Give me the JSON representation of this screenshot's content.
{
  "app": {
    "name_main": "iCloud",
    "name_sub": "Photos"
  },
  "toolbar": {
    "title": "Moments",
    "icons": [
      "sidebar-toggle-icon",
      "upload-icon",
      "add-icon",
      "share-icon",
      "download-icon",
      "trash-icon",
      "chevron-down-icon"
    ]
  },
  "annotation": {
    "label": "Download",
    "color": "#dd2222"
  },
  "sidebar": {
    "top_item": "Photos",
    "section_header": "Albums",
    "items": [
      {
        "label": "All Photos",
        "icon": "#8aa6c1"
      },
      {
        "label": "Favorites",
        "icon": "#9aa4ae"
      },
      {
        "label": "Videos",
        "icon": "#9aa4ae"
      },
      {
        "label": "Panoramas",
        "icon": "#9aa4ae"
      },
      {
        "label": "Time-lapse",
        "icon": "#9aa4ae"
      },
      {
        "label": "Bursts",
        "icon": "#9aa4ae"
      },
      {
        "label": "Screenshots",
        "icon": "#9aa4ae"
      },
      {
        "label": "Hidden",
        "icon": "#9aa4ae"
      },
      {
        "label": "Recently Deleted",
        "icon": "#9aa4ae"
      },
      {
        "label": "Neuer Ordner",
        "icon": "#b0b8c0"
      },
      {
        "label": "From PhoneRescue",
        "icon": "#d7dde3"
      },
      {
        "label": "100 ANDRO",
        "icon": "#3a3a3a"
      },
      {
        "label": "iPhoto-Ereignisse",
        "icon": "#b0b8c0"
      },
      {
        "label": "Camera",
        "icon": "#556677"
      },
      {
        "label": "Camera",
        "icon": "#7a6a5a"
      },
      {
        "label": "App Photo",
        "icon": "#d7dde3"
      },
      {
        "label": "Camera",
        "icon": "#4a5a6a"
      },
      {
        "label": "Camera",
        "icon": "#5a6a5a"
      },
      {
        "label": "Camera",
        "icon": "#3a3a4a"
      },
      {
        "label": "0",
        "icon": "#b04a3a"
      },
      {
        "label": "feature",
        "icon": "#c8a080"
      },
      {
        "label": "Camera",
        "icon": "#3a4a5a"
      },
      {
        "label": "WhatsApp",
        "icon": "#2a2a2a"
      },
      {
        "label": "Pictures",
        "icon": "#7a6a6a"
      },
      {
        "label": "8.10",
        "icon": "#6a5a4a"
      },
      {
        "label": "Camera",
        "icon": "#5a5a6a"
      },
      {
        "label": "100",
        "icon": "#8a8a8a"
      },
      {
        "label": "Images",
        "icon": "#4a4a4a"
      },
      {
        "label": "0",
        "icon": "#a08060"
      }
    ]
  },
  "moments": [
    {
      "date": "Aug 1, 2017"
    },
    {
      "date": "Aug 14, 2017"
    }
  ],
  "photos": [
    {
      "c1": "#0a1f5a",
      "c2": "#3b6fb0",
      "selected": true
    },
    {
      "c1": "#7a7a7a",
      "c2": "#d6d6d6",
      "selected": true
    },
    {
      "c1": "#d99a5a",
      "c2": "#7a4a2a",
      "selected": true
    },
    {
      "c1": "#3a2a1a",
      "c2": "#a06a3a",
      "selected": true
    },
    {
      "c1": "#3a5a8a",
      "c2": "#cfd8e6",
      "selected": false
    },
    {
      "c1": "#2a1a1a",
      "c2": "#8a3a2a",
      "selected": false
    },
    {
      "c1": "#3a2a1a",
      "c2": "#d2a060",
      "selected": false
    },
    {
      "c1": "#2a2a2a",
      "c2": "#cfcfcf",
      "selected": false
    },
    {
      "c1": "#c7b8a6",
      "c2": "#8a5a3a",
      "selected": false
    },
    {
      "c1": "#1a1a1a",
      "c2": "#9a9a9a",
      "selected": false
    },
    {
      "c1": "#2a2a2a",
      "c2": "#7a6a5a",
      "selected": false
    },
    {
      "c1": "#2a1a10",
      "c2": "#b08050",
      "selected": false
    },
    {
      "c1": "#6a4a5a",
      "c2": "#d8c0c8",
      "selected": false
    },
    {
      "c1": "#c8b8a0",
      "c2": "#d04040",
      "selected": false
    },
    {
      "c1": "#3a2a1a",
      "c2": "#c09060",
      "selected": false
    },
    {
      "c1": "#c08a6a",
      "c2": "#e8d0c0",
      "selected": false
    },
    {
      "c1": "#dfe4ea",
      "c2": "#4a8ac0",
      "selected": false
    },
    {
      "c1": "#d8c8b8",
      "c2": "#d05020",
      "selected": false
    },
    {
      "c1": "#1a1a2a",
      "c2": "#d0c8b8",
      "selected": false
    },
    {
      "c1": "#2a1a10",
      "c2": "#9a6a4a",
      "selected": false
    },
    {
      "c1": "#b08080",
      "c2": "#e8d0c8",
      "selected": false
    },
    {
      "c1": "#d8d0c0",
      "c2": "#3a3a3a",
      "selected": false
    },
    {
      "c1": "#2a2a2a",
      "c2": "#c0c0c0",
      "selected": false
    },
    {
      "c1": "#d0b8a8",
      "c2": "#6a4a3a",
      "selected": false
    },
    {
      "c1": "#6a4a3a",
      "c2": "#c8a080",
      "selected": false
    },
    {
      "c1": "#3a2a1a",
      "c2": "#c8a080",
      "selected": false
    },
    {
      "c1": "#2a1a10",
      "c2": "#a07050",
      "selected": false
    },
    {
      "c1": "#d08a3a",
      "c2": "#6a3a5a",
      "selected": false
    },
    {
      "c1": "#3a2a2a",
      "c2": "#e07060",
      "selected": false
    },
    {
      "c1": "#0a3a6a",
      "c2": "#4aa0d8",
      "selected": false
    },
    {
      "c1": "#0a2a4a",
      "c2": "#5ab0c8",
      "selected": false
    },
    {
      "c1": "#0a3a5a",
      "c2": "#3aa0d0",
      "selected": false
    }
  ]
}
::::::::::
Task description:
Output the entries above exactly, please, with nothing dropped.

Finished task:
Give me the JSON representation of this screenshot's content.
{
  "app": {
    "name_main": "iCloud",
    "name_sub": "Photos"
  },
  "toolbar": {
    "title": "Moments",
    "icons": [
      "sidebar-toggle-icon",
      "upload-icon",
      "add-icon",
      "share-icon",
      "download-icon",
      "trash-icon",
      "chevron-down-icon"
    ]
  },
  "annotation": {
    "label": "Download",
    "color": "#dd2222"
  },
  "sidebar": {
    "top_item": "Photos",
    "section_header": "Albums",
    "items": [
      {
        "label": "All Photos",
        "icon": "#8aa6c1"
      },
      {
        "label": "Favorites",
        "icon": "#9aa4ae"
      },
      {
        "label": "Videos",
        "icon": "#9aa4ae"
      },
      {
        "label": "Panoramas",
        "icon": "#9aa4ae"
      },
      {
        "label": "Time-lapse",
        "icon": "#9aa4ae"
      },
      {
        "label": "Bursts",
        "icon": "#9aa4ae"
      },
      {
        "label": "Screenshots",
        "icon": "#9aa4ae"
      },
      {
        "label": "Hidden",
        "icon": "#9aa4ae"
      },
      {
        "label": "Recently Deleted",
        "icon": "#9aa4ae"
      },
      {
        "label": "Neuer Ordner",
        "icon": "#b0b8c0"
      },
      {
        "label": "From PhoneRescue",
        "icon": "#d7dde3"
      },
      {
        "label": "100 ANDRO",
        "icon": "#3a3a3a"
      },
      {
        "label": "iPhoto-Ereignisse",
        "icon": "#b0b8c0"
      },
      {
        "label": "Camera",
        "icon": "#556677"
      },
      {
        "label": "Camera",
        "icon": "#7a6a5a"
      },
      {
        "label": "App Photo",
        "icon": "#d7dde3"
      },
      {
        "label": "Camera",
        "icon": "#4a5a6a"
      },
      {
        "label": "Camera",
        "icon": "#5a6a5a"
      },
      {
        "label": "Camera",
        "icon": "#3a3a4a"
      },
      {
        "label": "0",
        "icon": "#b04a3a"
      },
      {
        "label": "feature",
        "icon": "#c8a080"
      },
      {
        "label": "Camera",
        "icon": "#3a4a5a"
      },
      {
        "label": "WhatsApp",
        "icon": "#2a2a2a"
      },
      {
        "label": "Pictures",
        "icon": "#7a6a6a"
      },
      {
        "label": "8.10",
        "icon": "#6a5a4a"
      },
      {
        "label": "Camera",
        "icon": "#5a5a6a"
      },
      {
        "label": "100",
        "icon": "#8a8a8a"
      },
      {
        "label": "Images",
        "icon": "#4a4a4a"
      },
      {
        "label": "0",
        "icon": "#a08060"
      }
    ]
  },
  "moments": [
    {
      "date": "Aug 1, 2017"
    },
    {
      "date": "Aug 14, 2017"
    }
  ],
  "photos": [
    {
      "c1": "#0a1f5a",
      "c2": "#3b6fb0",
      "selected": true
    },
    {
      "c1": "#7a7a7a",
      "c2": "#d6d6d6",
      "selected": true
    },
    {
      "c1": "#d99a5a",
      "c2": "#7a4a2a",
      "selected": true
    },
    {
      "c1": "#3a2a1a",
      "c2": "#a06a3a",
      "selected": true
    },
    {
      "c1": "#3a5a8a",
      "c2": "#cfd8e6",
      "selected": false
    },
    {
      "c1": "#2a1a1a",
      "c2": "#8a3a2a",
      "selected": false
    },
    {
      "c1": "#3a2a1a",
      "c2": "#d2a060",
      "selected": false
    },
    {
      "c1": "#2a2a2a",
      "c2": "#cfcfcf",
      "selected": false
    },
    {
      "c1": "#c7b8a6",
      "c2": "#8a5a3a",
      "selected": false
    },
    {
      "c1": "#1a1a1a",
      "c2": "#9a9a9a",
      "selected": false
    },
    {
      "c1": "#2a2a2a",
      "c2": "#7a6a5a",
      "selected": false
    },
    {
      "c1": "#2a1a10",
      "c2": "#b08050",
      "selected": false
    },
    {
      "c1": "#6a4a5a",
      "c2": "#d8c0c8",
      "selected": false
    },
    {
      "c1": "#c8b8a0",
      "c2": "#d04040",
      "selected": false
    },
    {
      "c1": "#3a2a1a",
      "c2": "#c09060",
      "selected": false
    },
    {
      "c1": "#c08a6a",
      "c2": "#e8d0c0",
      "selected": false
    },
    {
      "c1": "#dfe4ea",
      "c2": "#4a8ac0",
      "selected": false
    },
    {
      "c1": "#d8c8b8",
      "c2": "#d05020",
      "selected": false
    },
    {
      "c1": "#1a1a2a",
      "c2": "#d0c8b8",
      "selected": false
    },
    {
      "c1": "#2a1a10",
      "c2": "#9a6a4a",
      "selected": false
    },
    {
      "c1": "#b08080",
      "c2": "#e8d0c8",
      "selected": false
    },
    {
      "c1": "#d8d0c0",
      "c2": "#3a3a3a",
      "selected": false
    },
    {
      "c1": "#2a2a2a",
      "c2": "#c0c0c0",
      "selected": false
    },
    {
      "c1": "#d0b8a8",
      "c2": "#6a4a3a",
      "selected": false
    },
    {
      "c1": "#6a4a3a",
      "c2": "#c8a080",
      "selected": false
    },
    {
      "c1": "#3a2a1a",
      "c2": "#c8a080",
      "selected": false
    },
    {
      "c1": "#2a1a10",
      "c2": "#a07050",
      "selected": false
    },
    {
      "c1": "#d08a3a",
      "c2": "#6a3a5a",
      "selected": false
    },
    {
      "c1": "#3a2a2a",
      "c2": "#e07060",
      "selected": false
    },
    {
      "c1": "#0a3a6a",
      "c2": "#4aa0d8",
      "selected": false
    },
    {
      "c1": "#0a2a4a",
      "c2": "#5ab0c8",
      "selected": false
    },
    {
      "c1": "#0a3a5a",
      "c2": "#3aa0d0",
      "selected": false
    }
  ]
}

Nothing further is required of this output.